We are evolved biological robots, period. That is what science really has told us unequivocally. Do you seriously disagree with this? There are no magic molecules in the brain that define us, just computation. Our consciousness is just another type of computation, one that computes a ‘self model’ to assist in intelligently planning our future actions. Such computationalism is the foundational assumption of cognitive science and I would argue of neuroscience as well. There is no room for magic in neuroscience.
You and an exact copy of you wake up in separate but identical rooms. One of the rooms is chosen at random to be blown up. You are saying there is a critical difference whether it is the copy’s room or the original’s. By assumption, this situation is perfectly symmetric from a materialist perspective yet you cling to the idea that there is an overwhelming fundamental difference.
When I hear a neuroscientist making this “identical copy” argument it is like hearing an evolutionary biologist saying that they believe all other animals evolved by natural selection, just not humans. It is like Galileo telling the Inquisition that the planets do revolve around the sun, but don’t worry, we all know that God is the one pushing them.
Seriously, if you are a neuroscientist you need to drop the ‘vitalism’ nonsense. If you want to say that uploading will take more than the structural connectome then say specifically what it will take. But to say uploading is impossible in principle because of this ‘copy problem’ intuition is to turn your back on the computational theory of mind in general.
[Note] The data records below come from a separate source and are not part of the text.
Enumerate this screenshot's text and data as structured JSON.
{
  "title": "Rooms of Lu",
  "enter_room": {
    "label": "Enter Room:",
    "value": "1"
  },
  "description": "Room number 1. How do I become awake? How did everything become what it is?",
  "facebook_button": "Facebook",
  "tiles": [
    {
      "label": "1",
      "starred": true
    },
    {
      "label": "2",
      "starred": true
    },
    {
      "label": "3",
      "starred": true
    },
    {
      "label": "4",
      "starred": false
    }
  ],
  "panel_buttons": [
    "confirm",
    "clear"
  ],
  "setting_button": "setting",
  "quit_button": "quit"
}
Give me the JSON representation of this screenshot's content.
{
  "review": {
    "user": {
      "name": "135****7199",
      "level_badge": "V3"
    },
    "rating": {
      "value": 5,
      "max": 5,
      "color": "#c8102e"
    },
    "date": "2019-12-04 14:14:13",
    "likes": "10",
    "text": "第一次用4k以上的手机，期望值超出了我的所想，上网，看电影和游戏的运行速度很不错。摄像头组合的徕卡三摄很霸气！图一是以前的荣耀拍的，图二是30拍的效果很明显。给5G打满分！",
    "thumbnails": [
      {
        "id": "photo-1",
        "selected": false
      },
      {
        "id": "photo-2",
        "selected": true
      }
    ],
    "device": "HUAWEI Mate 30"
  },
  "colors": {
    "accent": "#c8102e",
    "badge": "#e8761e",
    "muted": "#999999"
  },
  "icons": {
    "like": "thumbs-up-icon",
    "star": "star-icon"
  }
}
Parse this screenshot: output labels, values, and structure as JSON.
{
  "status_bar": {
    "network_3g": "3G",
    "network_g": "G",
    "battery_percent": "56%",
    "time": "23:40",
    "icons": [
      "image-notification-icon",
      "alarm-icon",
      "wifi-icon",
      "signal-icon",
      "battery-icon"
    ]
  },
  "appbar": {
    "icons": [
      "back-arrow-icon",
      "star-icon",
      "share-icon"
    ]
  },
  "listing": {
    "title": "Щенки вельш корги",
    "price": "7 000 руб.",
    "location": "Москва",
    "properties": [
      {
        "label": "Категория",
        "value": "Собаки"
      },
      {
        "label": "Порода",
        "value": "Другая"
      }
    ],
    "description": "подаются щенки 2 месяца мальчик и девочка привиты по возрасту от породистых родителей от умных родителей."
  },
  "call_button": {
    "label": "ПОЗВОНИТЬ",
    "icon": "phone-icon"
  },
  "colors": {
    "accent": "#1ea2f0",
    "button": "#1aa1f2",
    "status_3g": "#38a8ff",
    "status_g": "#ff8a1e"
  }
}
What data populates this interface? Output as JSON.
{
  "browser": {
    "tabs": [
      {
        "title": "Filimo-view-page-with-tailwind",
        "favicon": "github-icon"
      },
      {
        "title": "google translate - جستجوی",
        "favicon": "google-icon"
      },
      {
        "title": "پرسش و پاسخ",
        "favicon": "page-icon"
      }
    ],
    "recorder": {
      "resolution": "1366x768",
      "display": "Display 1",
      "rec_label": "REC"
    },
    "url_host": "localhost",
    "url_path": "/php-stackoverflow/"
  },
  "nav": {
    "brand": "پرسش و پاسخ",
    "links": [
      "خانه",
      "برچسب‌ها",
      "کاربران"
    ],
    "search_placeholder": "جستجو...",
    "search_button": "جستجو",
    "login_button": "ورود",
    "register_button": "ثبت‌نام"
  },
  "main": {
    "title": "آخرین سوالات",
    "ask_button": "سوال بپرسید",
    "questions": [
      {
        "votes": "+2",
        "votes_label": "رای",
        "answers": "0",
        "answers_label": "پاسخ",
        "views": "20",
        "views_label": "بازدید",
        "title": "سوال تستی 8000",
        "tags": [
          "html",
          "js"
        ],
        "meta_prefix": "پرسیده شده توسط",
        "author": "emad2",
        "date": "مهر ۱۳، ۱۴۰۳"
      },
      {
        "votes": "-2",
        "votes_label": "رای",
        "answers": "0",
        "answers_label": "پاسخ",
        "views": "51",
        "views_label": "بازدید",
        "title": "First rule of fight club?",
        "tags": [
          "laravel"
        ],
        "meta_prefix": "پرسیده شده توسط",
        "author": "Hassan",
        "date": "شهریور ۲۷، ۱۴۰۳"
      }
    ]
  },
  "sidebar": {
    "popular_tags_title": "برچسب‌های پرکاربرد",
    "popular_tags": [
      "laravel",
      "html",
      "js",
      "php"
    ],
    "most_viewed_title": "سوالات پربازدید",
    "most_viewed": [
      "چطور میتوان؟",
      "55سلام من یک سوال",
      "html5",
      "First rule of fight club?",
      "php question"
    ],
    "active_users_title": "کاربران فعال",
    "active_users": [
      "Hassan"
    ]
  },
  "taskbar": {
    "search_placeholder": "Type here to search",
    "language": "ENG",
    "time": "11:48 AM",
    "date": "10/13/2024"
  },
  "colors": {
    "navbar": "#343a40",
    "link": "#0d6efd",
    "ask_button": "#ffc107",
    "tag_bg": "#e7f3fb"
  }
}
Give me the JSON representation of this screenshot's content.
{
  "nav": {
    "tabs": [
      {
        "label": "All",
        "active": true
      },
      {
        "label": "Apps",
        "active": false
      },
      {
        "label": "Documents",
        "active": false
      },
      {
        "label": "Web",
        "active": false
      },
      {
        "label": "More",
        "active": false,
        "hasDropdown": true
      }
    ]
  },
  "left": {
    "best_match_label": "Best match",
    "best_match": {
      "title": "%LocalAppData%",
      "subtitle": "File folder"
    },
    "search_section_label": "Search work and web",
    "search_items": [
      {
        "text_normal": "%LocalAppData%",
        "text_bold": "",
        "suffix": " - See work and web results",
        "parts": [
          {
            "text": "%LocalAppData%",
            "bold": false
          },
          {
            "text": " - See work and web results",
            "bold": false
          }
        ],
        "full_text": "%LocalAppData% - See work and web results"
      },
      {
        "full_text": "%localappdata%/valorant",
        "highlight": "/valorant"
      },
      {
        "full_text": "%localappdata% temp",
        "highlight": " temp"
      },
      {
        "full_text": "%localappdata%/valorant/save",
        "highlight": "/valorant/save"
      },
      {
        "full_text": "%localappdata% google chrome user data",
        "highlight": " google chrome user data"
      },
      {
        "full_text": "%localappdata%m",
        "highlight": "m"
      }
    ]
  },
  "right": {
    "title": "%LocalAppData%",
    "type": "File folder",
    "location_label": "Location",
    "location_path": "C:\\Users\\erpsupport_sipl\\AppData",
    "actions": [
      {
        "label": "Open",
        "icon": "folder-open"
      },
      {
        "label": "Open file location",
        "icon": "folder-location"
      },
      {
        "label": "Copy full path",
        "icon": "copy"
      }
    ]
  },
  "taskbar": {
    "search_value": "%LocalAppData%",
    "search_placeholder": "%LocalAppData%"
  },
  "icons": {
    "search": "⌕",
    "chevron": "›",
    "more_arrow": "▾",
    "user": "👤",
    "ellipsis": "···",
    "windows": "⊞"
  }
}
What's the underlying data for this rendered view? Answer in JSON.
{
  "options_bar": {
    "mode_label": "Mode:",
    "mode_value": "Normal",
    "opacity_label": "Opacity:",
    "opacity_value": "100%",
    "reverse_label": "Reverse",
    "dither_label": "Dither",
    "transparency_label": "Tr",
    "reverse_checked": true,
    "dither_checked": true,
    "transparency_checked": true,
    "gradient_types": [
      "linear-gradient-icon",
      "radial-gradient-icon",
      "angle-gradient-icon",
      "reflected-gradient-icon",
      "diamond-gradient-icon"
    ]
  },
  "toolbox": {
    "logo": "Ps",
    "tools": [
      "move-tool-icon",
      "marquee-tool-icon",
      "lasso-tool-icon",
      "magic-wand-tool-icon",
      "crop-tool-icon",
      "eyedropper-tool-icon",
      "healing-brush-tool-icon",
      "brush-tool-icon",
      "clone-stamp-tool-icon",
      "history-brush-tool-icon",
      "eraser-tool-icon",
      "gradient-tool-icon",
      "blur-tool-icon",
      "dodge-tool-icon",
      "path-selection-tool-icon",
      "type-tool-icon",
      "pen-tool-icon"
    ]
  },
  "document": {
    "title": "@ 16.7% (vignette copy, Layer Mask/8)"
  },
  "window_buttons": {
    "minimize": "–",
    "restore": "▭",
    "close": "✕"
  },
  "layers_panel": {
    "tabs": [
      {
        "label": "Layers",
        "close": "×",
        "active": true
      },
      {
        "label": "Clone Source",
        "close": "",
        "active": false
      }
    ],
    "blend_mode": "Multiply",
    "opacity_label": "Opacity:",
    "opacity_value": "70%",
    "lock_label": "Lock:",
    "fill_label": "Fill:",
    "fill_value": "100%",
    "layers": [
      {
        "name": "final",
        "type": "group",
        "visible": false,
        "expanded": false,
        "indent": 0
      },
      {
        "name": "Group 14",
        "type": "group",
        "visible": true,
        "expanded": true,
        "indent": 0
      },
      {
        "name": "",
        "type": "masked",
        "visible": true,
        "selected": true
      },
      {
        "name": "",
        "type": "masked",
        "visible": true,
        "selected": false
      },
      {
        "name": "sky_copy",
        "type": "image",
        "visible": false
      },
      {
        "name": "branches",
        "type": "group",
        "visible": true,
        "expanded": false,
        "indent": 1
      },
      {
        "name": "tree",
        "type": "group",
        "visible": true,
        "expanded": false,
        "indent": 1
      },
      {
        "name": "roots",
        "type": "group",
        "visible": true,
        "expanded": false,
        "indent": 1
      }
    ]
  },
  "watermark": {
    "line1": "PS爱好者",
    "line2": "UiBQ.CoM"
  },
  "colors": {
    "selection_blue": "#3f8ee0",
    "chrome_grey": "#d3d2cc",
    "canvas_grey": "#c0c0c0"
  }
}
Finally you state: “No one who has experienced the disbelief of losing a loved one can help but sympathize with someone who pays $80,000 to freeze their brain. But reanimation or simulation is an abjectly false hope that is beyond the promise of technology and is certainly impossible with the frozen, dead tissue offered by the “cryonics” industry. Those who profit from this hope deserve our anger and contempt.”
I personally agree, no one should pay $80,000 to freeze their brain without solid, open, scientifically rigorous evidence that at the very least the connectome is preserved. I would go further and say that regulated medical doctors are the only ones that should be allowed to perform such a procedure.
But I do not agree that research in this area is doomed to failure. Instead the scientific and medical communities should embrace such research following up on the promising brain preservation results I mentioned above. Scientists should work to perfect ever better methods of brain preservation in animal models, and medical researchers should take these protocols and develop them into robust surgical procedures suitable for human patients. Regulators should enforce the highest quality standards for such procedures to be performed by licensed professionals in hospitals. And laws should be changed to allow terminal patients like Kim to take advantage of them prior to cardiac arrest (avoiding weeks of self-starvation and dehydration).
Kim’s story is tragic at least in part because the scientific and medical community let her down. She was a neuroscientist, and one that fully embraced the computational theory of mind. She knew what she wanted -a high quality brain preservation prior to death. I am a neuroscientist that wants the same thing, and there are others. Who are you to say that we are wrong in our beliefs? Who are you to say that the hard-won progress that has already been made toward medical brain preservation should be abandoned?
-Kenneth Hayworth (The opinions expressed here are mine alone.)